What this task involves
Nothing but the exact text of the entries should appear in your answer; pictures stay out.

Data for review
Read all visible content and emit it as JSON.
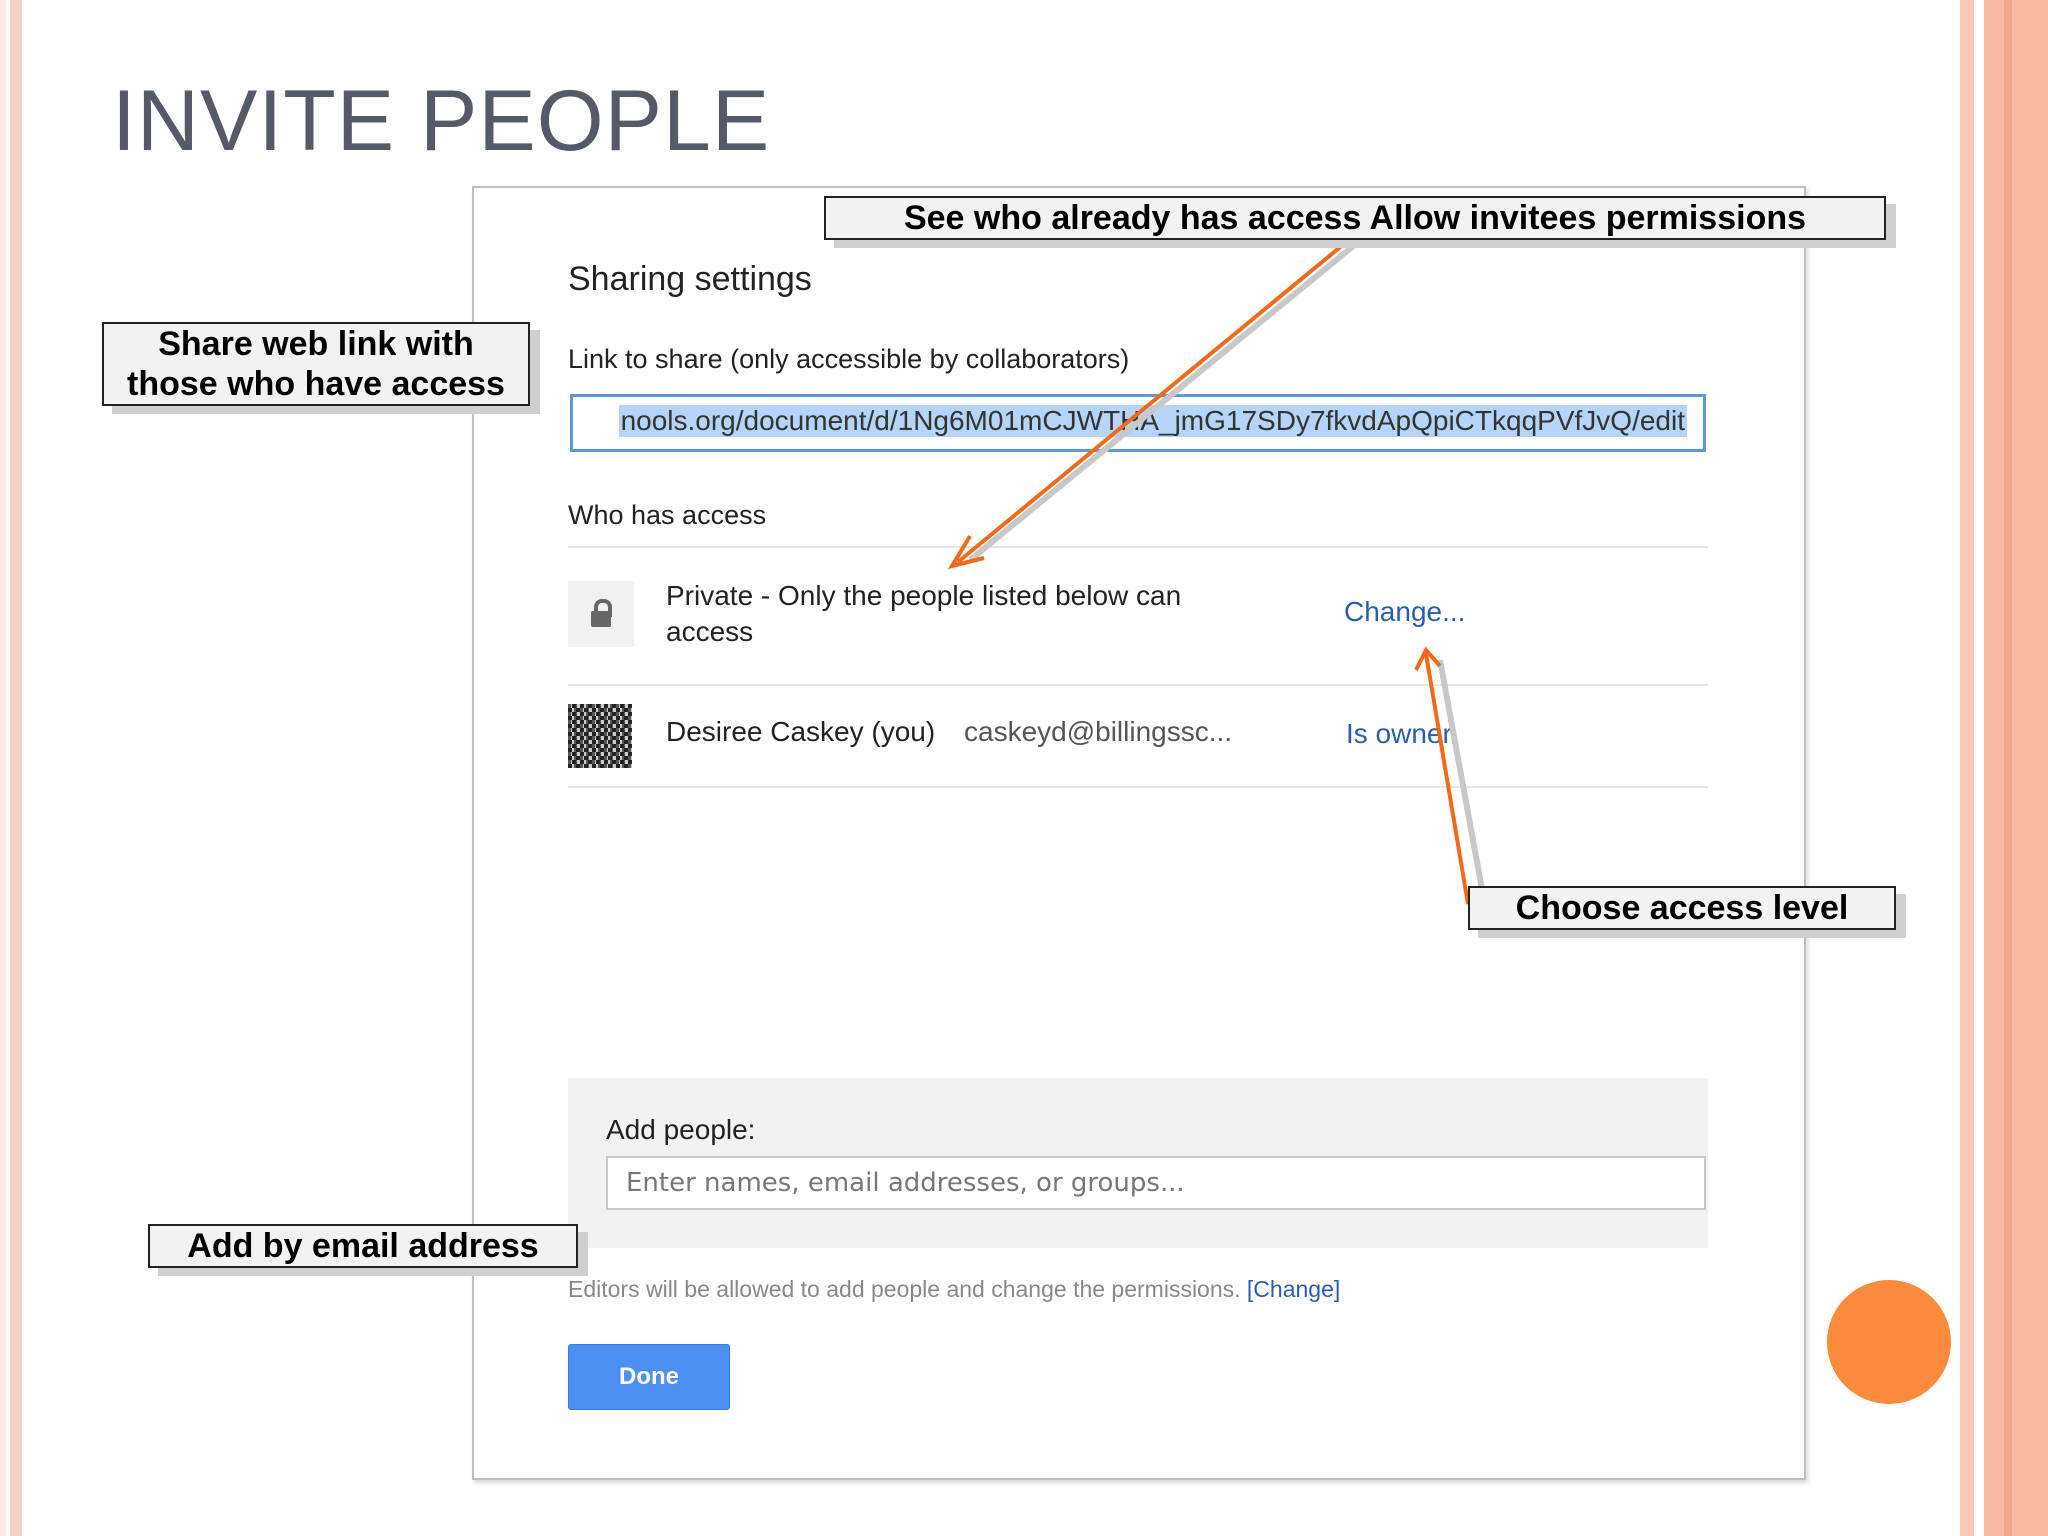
{
  "slide": {
    "title": "INVITE PEOPLE",
    "accent_color": "#f58a3c"
  },
  "dialog": {
    "heading": "Sharing settings",
    "link_label": "Link to share (only accessible by collaborators)",
    "link_value": "nools.org/document/d/1Ng6M01mCJWTHA_jmG17SDy7fkvdApQpiCTkqqPVfJvQ/edit",
    "who_label": "Who has access",
    "access": {
      "icon": "lock-icon",
      "text": "Private - Only the people listed below can access",
      "change_label": "Change..."
    },
    "owner": {
      "name": "Desiree Caskey (you)",
      "email": "caskeyd@billingssc...",
      "role": "Is owner"
    },
    "add_people": {
      "label": "Add people:",
      "placeholder": "Enter names, email addresses, or groups..."
    },
    "editors_note": "Editors will be allowed to add people and change the permissions.",
    "editors_link": "[Change]",
    "done_label": "Done"
  },
  "callouts": {
    "see_who": "See who already has access Allow invitees permissions",
    "share_link": [
      "Share web link with",
      "those who have access"
    ],
    "choose_level": "Choose access level",
    "add_email": "Add by email address"
  }
}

Answer section
Read all visible content and emit it as JSON.
{
  "slide": {
    "title": "INVITE PEOPLE",
    "accent_color": "#f58a3c"
  },
  "dialog": {
    "heading": "Sharing settings",
    "link_label": "Link to share (only accessible by collaborators)",
    "link_value": "nools.org/document/d/1Ng6M01mCJWTHA_jmG17SDy7fkvdApQpiCTkqqPVfJvQ/edit",
    "who_label": "Who has access",
    "access": {
      "icon": "lock-icon",
      "text": "Private - Only the people listed below can access",
      "change_label": "Change..."
    },
    "owner": {
      "name": "Desiree Caskey (you)",
      "email": "caskeyd@billingssc...",
      "role": "Is owner"
    },
    "add_people": {
      "label": "Add people:",
      "placeholder": "Enter names, email addresses, or groups..."
    },
    "editors_note": "Editors will be allowed to add people and change the permissions.",
    "editors_link": "[Change]",
    "done_label": "Done"
  },
  "callouts": {
    "see_who": "See who already has access Allow invitees permissions",
    "share_link": [
      "Share web link with",
      "those who have access"
    ],
    "choose_level": "Choose access level",
    "add_email": "Add by email address"
  }
}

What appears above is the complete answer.